__LISTED RECORDS__:
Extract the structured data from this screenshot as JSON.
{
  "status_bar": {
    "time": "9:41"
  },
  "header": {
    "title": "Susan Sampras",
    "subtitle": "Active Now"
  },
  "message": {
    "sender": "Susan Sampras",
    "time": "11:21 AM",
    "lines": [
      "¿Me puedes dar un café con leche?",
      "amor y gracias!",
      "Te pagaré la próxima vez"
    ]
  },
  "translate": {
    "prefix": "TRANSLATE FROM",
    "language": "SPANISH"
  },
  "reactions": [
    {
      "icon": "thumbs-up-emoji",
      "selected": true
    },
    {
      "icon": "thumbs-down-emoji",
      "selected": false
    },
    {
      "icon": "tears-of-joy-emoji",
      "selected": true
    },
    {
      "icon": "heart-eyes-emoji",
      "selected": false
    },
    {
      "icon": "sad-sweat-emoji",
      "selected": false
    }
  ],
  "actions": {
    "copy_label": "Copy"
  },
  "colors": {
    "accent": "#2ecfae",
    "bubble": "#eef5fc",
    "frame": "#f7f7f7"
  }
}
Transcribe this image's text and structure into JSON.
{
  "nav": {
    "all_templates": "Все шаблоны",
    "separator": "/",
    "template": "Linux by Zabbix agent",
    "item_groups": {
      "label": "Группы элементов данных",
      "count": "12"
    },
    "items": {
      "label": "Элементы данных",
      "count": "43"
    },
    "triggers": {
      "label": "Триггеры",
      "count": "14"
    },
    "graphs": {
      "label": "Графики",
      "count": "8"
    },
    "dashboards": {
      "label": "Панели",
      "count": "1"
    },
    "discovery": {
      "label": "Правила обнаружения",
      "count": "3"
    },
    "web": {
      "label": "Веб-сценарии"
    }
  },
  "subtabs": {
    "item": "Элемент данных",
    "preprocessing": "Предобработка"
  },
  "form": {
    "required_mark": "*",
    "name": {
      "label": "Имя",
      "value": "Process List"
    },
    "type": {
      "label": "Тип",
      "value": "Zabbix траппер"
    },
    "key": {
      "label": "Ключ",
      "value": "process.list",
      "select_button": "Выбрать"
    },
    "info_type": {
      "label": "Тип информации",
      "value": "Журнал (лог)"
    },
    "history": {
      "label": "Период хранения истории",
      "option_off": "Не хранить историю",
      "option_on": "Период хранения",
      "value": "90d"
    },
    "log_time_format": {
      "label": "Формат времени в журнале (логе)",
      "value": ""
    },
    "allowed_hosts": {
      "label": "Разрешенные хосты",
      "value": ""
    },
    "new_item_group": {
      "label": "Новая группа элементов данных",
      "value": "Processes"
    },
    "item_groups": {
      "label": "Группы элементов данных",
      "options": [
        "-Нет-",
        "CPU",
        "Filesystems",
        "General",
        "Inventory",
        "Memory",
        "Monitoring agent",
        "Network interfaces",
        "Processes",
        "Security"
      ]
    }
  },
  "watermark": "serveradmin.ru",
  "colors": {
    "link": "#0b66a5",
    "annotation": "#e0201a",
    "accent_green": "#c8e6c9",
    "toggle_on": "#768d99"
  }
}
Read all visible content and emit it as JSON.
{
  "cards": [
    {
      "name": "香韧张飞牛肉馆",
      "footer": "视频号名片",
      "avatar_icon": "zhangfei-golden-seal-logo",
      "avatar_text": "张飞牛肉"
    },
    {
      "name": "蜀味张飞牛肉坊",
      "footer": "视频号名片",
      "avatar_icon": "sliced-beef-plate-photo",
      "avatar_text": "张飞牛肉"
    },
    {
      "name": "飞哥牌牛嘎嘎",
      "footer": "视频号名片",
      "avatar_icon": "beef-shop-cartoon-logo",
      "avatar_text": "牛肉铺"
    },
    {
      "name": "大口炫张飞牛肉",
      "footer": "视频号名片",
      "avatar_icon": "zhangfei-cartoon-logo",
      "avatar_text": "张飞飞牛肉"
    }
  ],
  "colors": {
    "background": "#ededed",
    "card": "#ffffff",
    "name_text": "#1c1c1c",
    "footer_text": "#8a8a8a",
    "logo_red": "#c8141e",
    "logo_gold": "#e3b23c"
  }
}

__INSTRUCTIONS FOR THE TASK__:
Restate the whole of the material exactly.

__REPLY__:
Extract the structured data from this screenshot as JSON.
{
  "status_bar": {
    "time": "9:41"
  },
  "header": {
    "title": "Susan Sampras",
    "subtitle": "Active Now"
  },
  "message": {
    "sender": "Susan Sampras",
    "time": "11:21 AM",
    "lines": [
      "¿Me puedes dar un café con leche?",
      "amor y gracias!",
      "Te pagaré la próxima vez"
    ]
  },
  "translate": {
    "prefix": "TRANSLATE FROM",
    "language": "SPANISH"
  },
  "reactions": [
    {
      "icon": "thumbs-up-emoji",
      "selected": true
    },
    {
      "icon": "thumbs-down-emoji",
      "selected": false
    },
    {
      "icon": "tears-of-joy-emoji",
      "selected": true
    },
    {
      "icon": "heart-eyes-emoji",
      "selected": false
    },
    {
      "icon": "sad-sweat-emoji",
      "selected": false
    }
  ],
  "actions": {
    "copy_label": "Copy"
  },
  "colors": {
    "accent": "#2ecfae",
    "bubble": "#eef5fc",
    "frame": "#f7f7f7"
  }
}
Transcribe this image's text and structure into JSON.
{
  "nav": {
    "all_templates": "Все шаблоны",
    "separator": "/",
    "template": "Linux by Zabbix agent",
    "item_groups": {
      "label": "Группы элементов данных",
      "count": "12"
    },
    "items": {
      "label": "Элементы данных",
      "count": "43"
    },
    "triggers": {
      "label": "Триггеры",
      "count": "14"
    },
    "graphs": {
      "label": "Графики",
      "count": "8"
    },
    "dashboards": {
      "label": "Панели",
      "count": "1"
    },
    "discovery": {
      "label": "Правила обнаружения",
      "count": "3"
    },
    "web": {
      "label": "Веб-сценарии"
    }
  },
  "subtabs": {
    "item": "Элемент данных",
    "preprocessing": "Предобработка"
  },
  "form": {
    "required_mark": "*",
    "name": {
      "label": "Имя",
      "value": "Process List"
    },
    "type": {
      "label": "Тип",
      "value": "Zabbix траппер"
    },
    "key": {
      "label": "Ключ",
      "value": "process.list",
      "select_button": "Выбрать"
    },
    "info_type": {
      "label": "Тип информации",
      "value": "Журнал (лог)"
    },
    "history": {
      "label": "Период хранения истории",
      "option_off": "Не хранить историю",
      "option_on": "Период хранения",
      "value": "90d"
    },
    "log_time_format": {
      "label": "Формат времени в журнале (логе)",
      "value": ""
    },
    "allowed_hosts": {
      "label": "Разрешенные хосты",
      "value": ""
    },
    "new_item_group": {
      "label": "Новая группа элементов данных",
      "value": "Processes"
    },
    "item_groups": {
      "label": "Группы элементов данных",
      "options": [
        "-Нет-",
        "CPU",
        "Filesystems",
        "General",
        "Inventory",
        "Memory",
        "Monitoring agent",
        "Network interfaces",
        "Processes",
        "Security"
      ]
    }
  },
  "watermark": "serveradmin.ru",
  "colors": {
    "link": "#0b66a5",
    "annotation": "#e0201a",
    "accent_green": "#c8e6c9",
    "toggle_on": "#768d99"
  }
}
Read all visible content and emit it as JSON.
{
  "cards": [
    {
      "name": "香韧张飞牛肉馆",
      "footer": "视频号名片",
      "avatar_icon": "zhangfei-golden-seal-logo",
      "avatar_text": "张飞牛肉"
    },
    {
      "name": "蜀味张飞牛肉坊",
      "footer": "视频号名片",
      "avatar_icon": "sliced-beef-plate-photo",
      "avatar_text": "张飞牛肉"
    },
    {
      "name": "飞哥牌牛嘎嘎",
      "footer": "视频号名片",
      "avatar_icon": "beef-shop-cartoon-logo",
      "avatar_text": "牛肉铺"
    },
    {
      "name": "大口炫张飞牛肉",
      "footer": "视频号名片",
      "avatar_icon": "zhangfei-cartoon-logo",
      "avatar_text": "张飞飞牛肉"
    }
  ],
  "colors": {
    "background": "#ededed",
    "card": "#ffffff",
    "name_text": "#1c1c1c",
    "footer_text": "#8a8a8a",
    "logo_red": "#c8141e",
    "logo_gold": "#e3b23c"
  }
}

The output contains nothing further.